SV Cheeseburger in Paradise, my 46ft Creekmore CC sloop/cutter never has had lifelines. She has even sleeker decks than that beautiful Kettering.
I have given this careful consideration and firmly decided she never will.
My reasons are as follows:
I always harness when going forward.
I run two jack lines. Both originate at the mast
base and one goes to the Cutter
Stay Plate and one to the Forward Stay Plate. (I would never clip to a lifeline even when I have had them, more on this later) Thus the jack lines are directly centered on deck.
I run two lanyards off my harness, different lengths. The longer one allows me to the gunnel midships and the shorter one the same further forward.
The first advantage is of course the aesthetic appeal. (But not sufficient to discount safety)
The second is the clean sweep of even a gollywhomper when tacking. Stop and think, going forward under way is frequently an issue of head sails

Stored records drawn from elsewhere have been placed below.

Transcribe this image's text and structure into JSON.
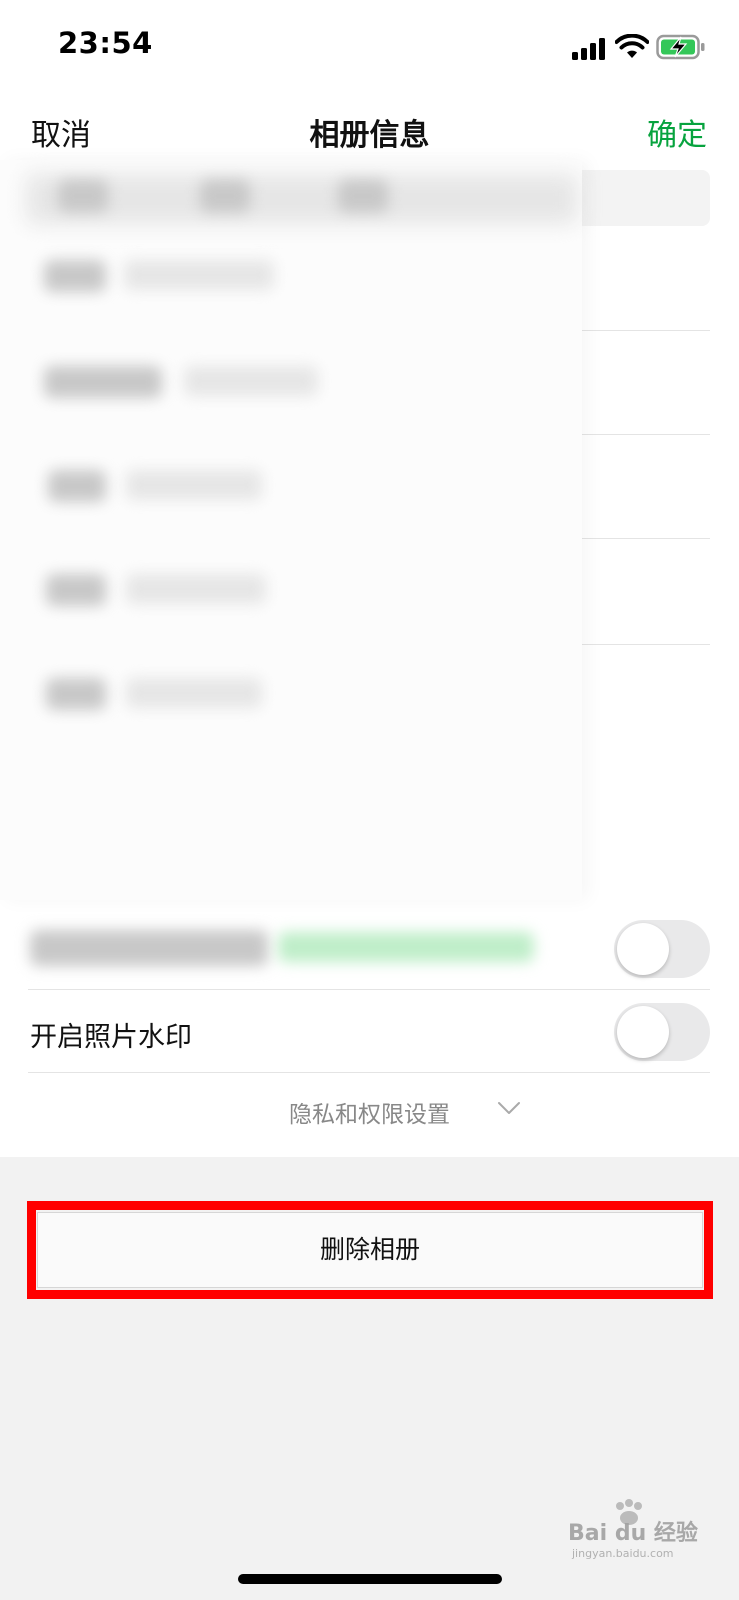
{
  "status": {
    "time": "23:54"
  },
  "nav": {
    "cancel_label": "取消",
    "title": "相册信息",
    "confirm_label": "确定",
    "confirm_color": "#07a33e"
  },
  "settings": {
    "watermark_label": "开启照片水印",
    "watermark_on": false,
    "privacy_label": "隐私和权限设置"
  },
  "actions": {
    "delete_label": "删除相册"
  },
  "watermark": {
    "brand": "Bai du 经验",
    "url": "jingyan.baidu.com"
  },
  "colors": {
    "highlight": "#ff0000",
    "background": "#f2f2f2"
  }
}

entangled with lifelines. Seems like no matter how you attach the sheets
, they always find a way of snagging.
Lifelines have other disadvantages. First and foremost is a false sense of security
. While down low they can sustain an impact from a fairly large mass, the higher up the stanchion the point of impact is, the greater the leveraged force. Looking at how they are mounted and reinforced, they will not withstand a lot. However, few people tie off with a harness and center jack line because of this false sense of security
. Also at this point consider the efficacy of clipping your harness lanyard to a lifeline. That is high up. If you must, then to a stanchion base, not the lifeline.
Next is the line itself. You have lifelines and I have my harness, lanyard and jack line. We both slide from the windward to the lee side. I am brought up at the gunnel by a well fitted harness. You are sliced and diced by a 3/8 inch metal rope
Personal preference: No Life Lines